Last but certainly not least, the battery life on this laptop is nothing short of exceptional. It ran for 29 hours and 1 minute on our battery rundown test, producing one of the longest results we’ve ever recorded. The battery life on the MacBook Air has always been good, but presumably improvements and efficiencies made possible by the M1 chip (such as kicking light-lift tasks like video playback to the low-power-consumption “efficiency” cores) have boosted its life even further.
The Air ran for more than a full day on our rundown test while playing back a video on a loop, and while other tasks will drain its life faster (especially internet-heavy ones), this is tremendously useful for a super-portable laptop. This is the third-longest battery life we’ve seen firsthand during a review, just behind the Asus ExpertBook B9450 (30 hours and 36 minutes) and the Lenovo Flex 5G (30 hours and 15 minutes).

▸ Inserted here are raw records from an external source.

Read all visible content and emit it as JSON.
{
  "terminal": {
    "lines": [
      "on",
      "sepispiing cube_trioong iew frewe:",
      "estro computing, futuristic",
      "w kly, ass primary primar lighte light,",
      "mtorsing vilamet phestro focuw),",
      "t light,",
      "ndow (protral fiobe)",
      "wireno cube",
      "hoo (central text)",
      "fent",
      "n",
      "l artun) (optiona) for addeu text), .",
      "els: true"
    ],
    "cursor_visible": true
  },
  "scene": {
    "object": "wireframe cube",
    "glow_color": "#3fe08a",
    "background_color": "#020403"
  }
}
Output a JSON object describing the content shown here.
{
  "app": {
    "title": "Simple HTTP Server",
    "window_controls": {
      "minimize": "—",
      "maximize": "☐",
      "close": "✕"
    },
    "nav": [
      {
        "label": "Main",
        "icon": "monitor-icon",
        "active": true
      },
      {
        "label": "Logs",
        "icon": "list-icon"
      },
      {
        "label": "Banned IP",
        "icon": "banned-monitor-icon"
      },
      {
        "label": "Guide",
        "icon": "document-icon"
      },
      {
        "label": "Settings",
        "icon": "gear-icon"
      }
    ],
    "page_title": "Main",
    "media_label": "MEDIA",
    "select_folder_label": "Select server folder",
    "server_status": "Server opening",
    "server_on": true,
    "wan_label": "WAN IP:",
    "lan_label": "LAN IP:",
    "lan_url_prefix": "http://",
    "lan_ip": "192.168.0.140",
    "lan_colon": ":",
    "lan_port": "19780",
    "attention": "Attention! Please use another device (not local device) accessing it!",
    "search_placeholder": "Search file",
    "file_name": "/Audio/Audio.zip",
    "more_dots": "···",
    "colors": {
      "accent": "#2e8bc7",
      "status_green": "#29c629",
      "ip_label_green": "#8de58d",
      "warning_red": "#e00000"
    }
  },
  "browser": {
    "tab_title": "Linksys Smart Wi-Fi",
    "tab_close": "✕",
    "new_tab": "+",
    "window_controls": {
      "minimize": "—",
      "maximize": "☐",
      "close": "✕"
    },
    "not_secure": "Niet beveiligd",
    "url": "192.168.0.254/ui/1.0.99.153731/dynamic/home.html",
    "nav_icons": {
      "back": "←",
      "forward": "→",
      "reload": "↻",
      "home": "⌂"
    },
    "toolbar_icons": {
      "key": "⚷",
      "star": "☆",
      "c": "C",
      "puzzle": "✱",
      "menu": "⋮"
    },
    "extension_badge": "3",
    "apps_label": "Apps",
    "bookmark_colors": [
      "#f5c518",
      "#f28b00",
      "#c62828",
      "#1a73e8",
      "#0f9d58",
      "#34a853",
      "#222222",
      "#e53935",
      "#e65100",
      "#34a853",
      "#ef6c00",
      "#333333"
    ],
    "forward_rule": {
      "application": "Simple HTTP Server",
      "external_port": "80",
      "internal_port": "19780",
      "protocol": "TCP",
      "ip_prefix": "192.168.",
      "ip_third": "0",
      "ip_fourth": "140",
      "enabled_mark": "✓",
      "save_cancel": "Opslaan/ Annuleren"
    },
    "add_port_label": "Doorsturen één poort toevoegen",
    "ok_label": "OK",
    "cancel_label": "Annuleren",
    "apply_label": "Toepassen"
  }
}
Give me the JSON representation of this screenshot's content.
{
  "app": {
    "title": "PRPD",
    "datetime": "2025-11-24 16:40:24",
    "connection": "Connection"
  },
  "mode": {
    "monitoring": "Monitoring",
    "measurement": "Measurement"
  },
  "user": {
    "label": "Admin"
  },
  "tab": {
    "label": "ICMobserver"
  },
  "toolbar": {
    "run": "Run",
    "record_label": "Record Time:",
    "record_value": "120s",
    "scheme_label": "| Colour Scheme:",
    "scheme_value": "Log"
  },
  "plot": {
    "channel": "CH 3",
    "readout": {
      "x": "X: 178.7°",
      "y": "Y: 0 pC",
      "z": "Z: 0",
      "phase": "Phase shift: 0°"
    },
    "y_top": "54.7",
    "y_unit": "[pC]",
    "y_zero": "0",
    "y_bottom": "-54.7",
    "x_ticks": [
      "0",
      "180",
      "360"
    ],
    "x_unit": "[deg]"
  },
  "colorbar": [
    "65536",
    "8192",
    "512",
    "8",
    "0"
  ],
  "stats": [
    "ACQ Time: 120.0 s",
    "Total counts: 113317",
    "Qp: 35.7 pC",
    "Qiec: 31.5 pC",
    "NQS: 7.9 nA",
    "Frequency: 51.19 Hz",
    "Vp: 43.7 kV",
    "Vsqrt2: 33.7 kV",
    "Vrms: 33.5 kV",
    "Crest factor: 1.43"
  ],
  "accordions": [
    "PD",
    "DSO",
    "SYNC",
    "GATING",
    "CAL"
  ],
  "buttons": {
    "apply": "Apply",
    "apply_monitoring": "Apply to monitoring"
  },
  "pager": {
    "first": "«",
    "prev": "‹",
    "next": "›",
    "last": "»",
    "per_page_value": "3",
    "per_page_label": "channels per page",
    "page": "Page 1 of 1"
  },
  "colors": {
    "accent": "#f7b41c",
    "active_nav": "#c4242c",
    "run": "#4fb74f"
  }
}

Verdict: M1 Makes the Air Sing
The new M1-based MacBook Air is simply an amazing laptop. The build quality is among the best you can find, the debut of the Apple M1 SoC is very impressive (even if the jury is still out in some areas), and the battery life is longer than all but a few alternatives. What’s more, and not always a given with Apple products, is that it’s a fantastic value.
As usual, Windows diehards (or those who simply need programs that are not available on macOS) in this price tier will still probably stick with the Dell XPS 13, or favored Microsoft Surface Laptop or Surface Pro. Some users will never be tempted from one OS to the other, and that’s fine. For everyone else, whether you’re an Apple fan in need of an upgrade, a longtime Windows user interested in jumping camps, or a platform-agnostic shopper seeking the best deal on an ultraportable laptop, the MacBook Air represents the cream of the crop.
Apple MacBook Air (M1, Late 2020)
The Bottom Line
The M1-equipped MacBook Air now packs far better performance than its predecessors, rivaling at times the M1-based MacBook Pro. At $999, it’s the best value among macOS laptops.
Apple MacBook Air (M1, Late 2020) Specs
|Processor Speed||3.2 GHz|
|RAM (as Tested)||8 GB|
|Boot Drive Type||SSD|
|Boot Drive Capacity (as Tested)||256 GB|
|Screen Size||13.3 inches|
|Native Display Resolution||2560 by 1600|
|Variable Refresh Support||None|
|Screen Refresh Rate||60 Hz|
|Graphics Processor||Apple M1|
|Wireless Networking||802.11ax, Bluetooth|
|Dimensions (HWD)||0.63 by 11.97 by 8.36 inches|
|Operating System||Apple macOS|
|Tested Battery Life (Hours:Minutes)||29:01|